      Normative Aging Study, inflammation, autonomic function, oxidative stress, RFA, Health, Scientific Discipline, Air, particulate matter, Environmental Chemistry, Health Risk Assessment, Epidemiology, Risk Assessments, ambient air quality, atmospheric particulate matter, biological pathways, chemical characteristics, human health effects, toxicology, cardiovascular vulnerability, automobile exhaust, airborne particulate matter, chemical composition, biological mechanisms, biological mechanism , traffic related particulate matter, human exposure, ambient particle health effects, autonomic dysfunction, human health risk

    Relevant Websites:

    http://www.hsph.harvard.edu/epacenter/ Exit

    Progress and Final Reports:

    Original Abstract
  • 2006 Progress Report
  • 2007 Progress Report
  • 2008 Progress Report
  • 2009 Progress Report
  • Final Report

  • Main Center Abstract and Reports:

    R832416    Harvard Particle Center

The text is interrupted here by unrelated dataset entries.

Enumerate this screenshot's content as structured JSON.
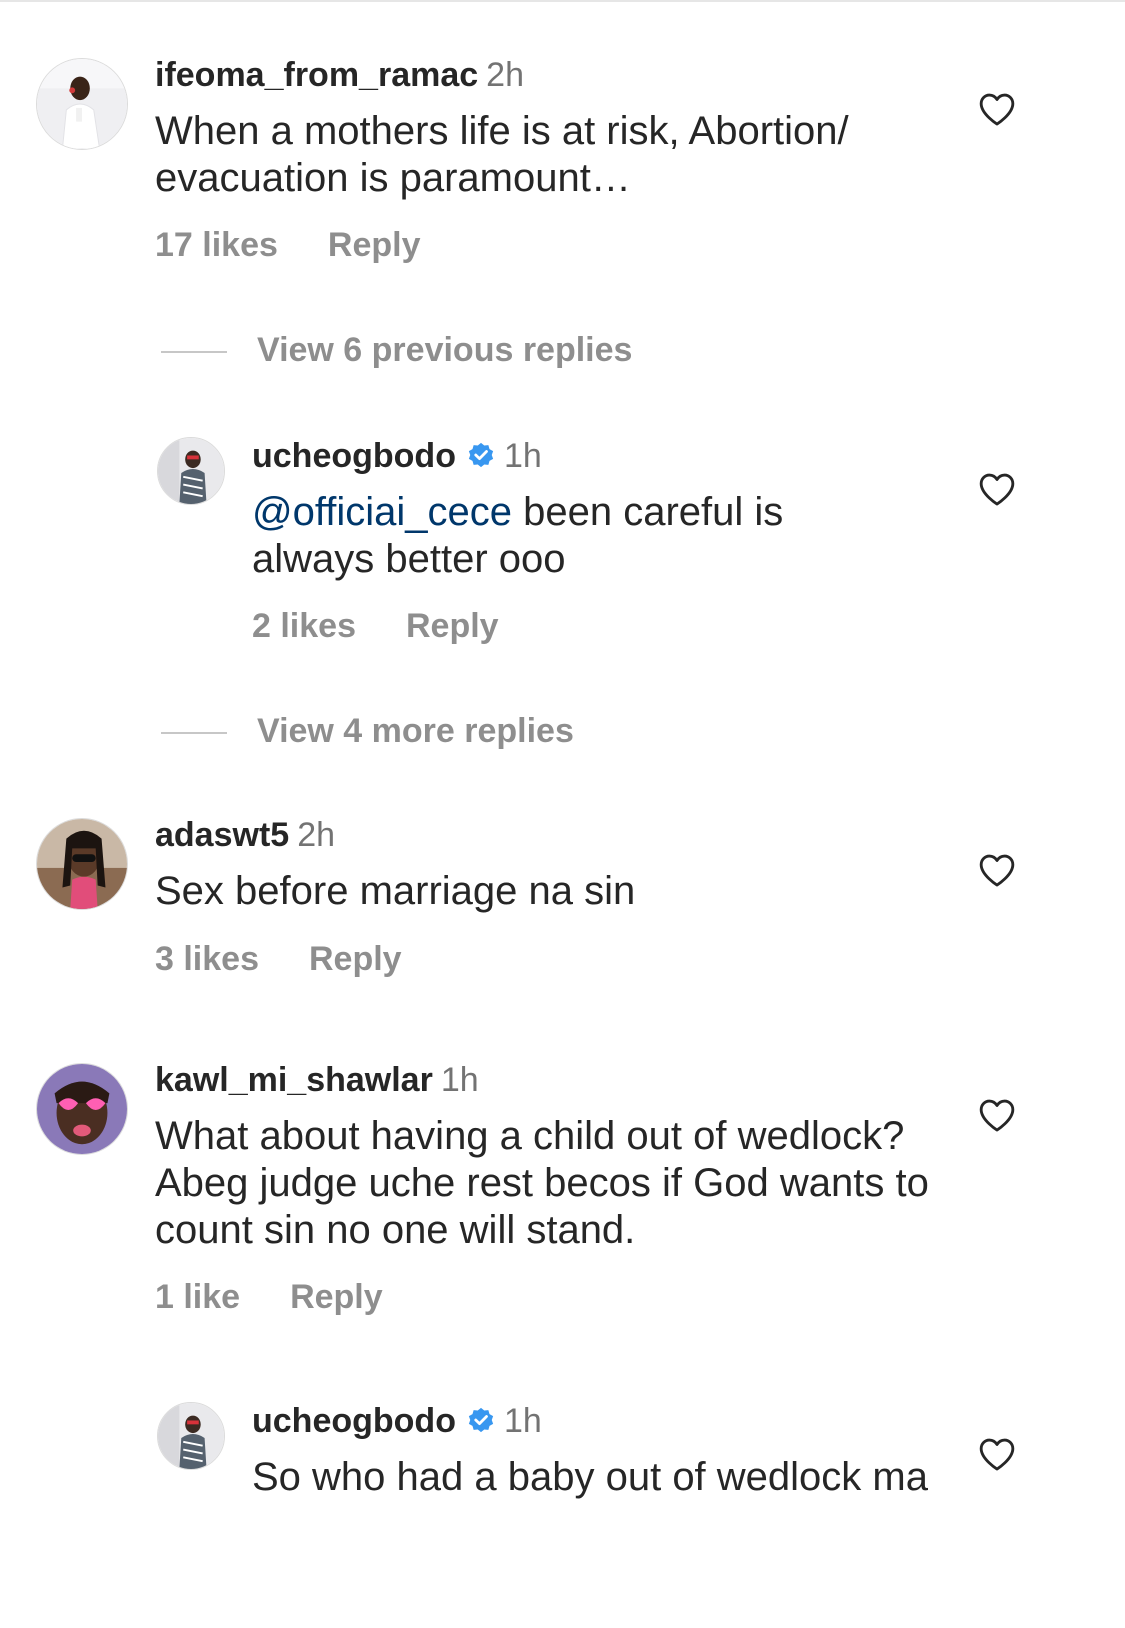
{
  "comments": [
    {
      "username": "ifeoma_from_ramac",
      "time": "2h",
      "text": "When a mothers life is at risk, Abortion/ evacuation is paramount…",
      "likes": "17 likes",
      "reply": "Reply"
    },
    {
      "username": "ucheogbodo",
      "verified": true,
      "time": "1h",
      "mention": "@officiai_cece",
      "text": " been careful is always better ooo",
      "likes": "2 likes",
      "reply": "Reply"
    },
    {
      "username": "adaswt5",
      "time": "2h",
      "text": "Sex before marriage na sin",
      "likes": "3 likes",
      "reply": "Reply"
    },
    {
      "username": "kawl_mi_shawlar",
      "time": "1h",
      "text": "What about having a child out of wedlock? Abeg judge uche rest becos if God wants to count sin no one will stand.",
      "likes": "1 like",
      "reply": "Reply"
    },
    {
      "username": "ucheogbodo",
      "verified": true,
      "time": "1h",
      "text": "So who had a baby out of wedlock ma"
    }
  ],
  "view_previous": "View 6 previous replies",
  "view_more": "View 4 more replies",
  "colors": {
    "text": "#262626",
    "secondary": "#8e8e8e",
    "mention": "#00376b",
    "verified": "#3897f0"
  },
  "icons": {
    "like": "heart-outline-icon",
    "verified": "verified-badge-icon"
  }
}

    Subprojects under this Center: (EPA does not fund or establish subprojects; EPA awards and manages the overall grant for this center).
    R832416C001 Cardiovascular Responses in the Normative Aging Study: Exploring the Pathways of Particle Toxicity
    R832416C002 Cardiovascular Toxicity of Concentrated Ambient Fine, Ultrafine and Coarse Particles in Controlled Human Exposures
    R832416C003 Assessing Toxicity of Local and Transported Particles Using Animal Models Exposed to CAPs
    R832416C004 Cardiovascular Effects of Mobile Source Exposures: Effects of Particles and Gaseous Co-pollutants
    R832416C005 Toxicological Evaluation of Realistic Emission Source Aerosol (TERESA): Investigation of Vehicular Emissions